But the main reason is that it hasn’t mattered as much as in other states. We are as far from a Presidential battleground as you can get. And for most downticket races, traditional top down field operations with one or two data managers at the top and everyone working off their lists works just fine: there’s no urgent need for a distributed approach. In many places, even more rickety “cosmetic field” operations, that are really just checkboxes for campaign staff but result in very limited volunteer engagement, are plenty to win given the outsized Dem majorities in most places.

But there’s still a lost opportunity here. California should be leading the change from broadcast to participatory politics. Instead, we’re a forgotten backwater.

Virginia 2008: What the Participatory Future Could Look Like

My wife and I were in Northern Virginia two weekends before the election in late October of 2008. The VoterConnect VAN was humming providing data for 140 campaigns across California, but my favorite Aunt had died and I couldn’t bear the thought of not being with my family. We attended her funeral on Saturday and on Sunday we did my aunt would have encouraged us to do if: we ventured out to join the swing state Obama field campaign.

What we found shocked us. We went to four different field offices — the energy was palpable and electric in all of them. The first three kept sending us to smaller and smaller neighborhood offices. When we got to the fourth one, the neighborhood leader who couldn’t stop grinning told us, “You’re never going to believe this. But we’re out of turf. We’re… I think we’re actually done.”

Ordinarily a field campaign that reaches perhaps 10% of the voters in a given area could be considered a raging success. This kind of coverage was basically unheard of. Of course this level of energy didn’t come from VAN: it came from eight years of Bush and an exciting chance for change in Obama.

But having the VAN was what turned that organization from a seething mob of political potential energy into an actual electoral force. It wouldn’t have been possible to do this nearly as effectively with a more difficult, slower, more centralized system like PDI, even if they had been able to handle the incredible technical challenge of scaling their system to handle that kind of national load.

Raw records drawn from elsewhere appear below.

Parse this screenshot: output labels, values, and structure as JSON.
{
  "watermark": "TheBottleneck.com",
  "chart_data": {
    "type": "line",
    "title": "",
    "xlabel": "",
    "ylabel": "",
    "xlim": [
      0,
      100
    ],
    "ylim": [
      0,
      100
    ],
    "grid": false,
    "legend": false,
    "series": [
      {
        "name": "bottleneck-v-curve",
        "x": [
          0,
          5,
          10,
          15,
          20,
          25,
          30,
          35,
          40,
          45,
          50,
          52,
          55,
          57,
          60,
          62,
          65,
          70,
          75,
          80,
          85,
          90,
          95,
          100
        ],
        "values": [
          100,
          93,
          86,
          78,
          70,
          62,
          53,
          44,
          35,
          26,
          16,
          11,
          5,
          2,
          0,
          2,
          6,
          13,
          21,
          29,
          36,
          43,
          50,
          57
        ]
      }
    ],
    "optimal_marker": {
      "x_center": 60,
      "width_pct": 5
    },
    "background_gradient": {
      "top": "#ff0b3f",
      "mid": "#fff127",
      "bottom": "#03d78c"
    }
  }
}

The feeling of that energy, that level of mass participation has stuck with me since then. Eight years later, I remember the expression on that organizer’s face like it was ten minutes ago. That’s how democracy should feel. That’s how it should work. The data matters, but the tools absolutely matter too, and the DNC and NGPVAN have — this recent debacle notwithstanding — done a largely terrific job moving us towards that future so far.

The biggest single problem facing American democracy right now isn’t Donald Trump. It’s our lack of Reflective Democracy. We’re not going to reach the more than 47 million voters that are threatening to go missing again in 2018 by running TV ads at them or even through Facebook. Would a distributed army of engaged activists going door to door be a better bet? Maybe, but if so, the leadership for finding out if that future is possible is not coming from California. But the long-term investments in VAN by the DNC and state parties outside California may yet have laid the foundation for it.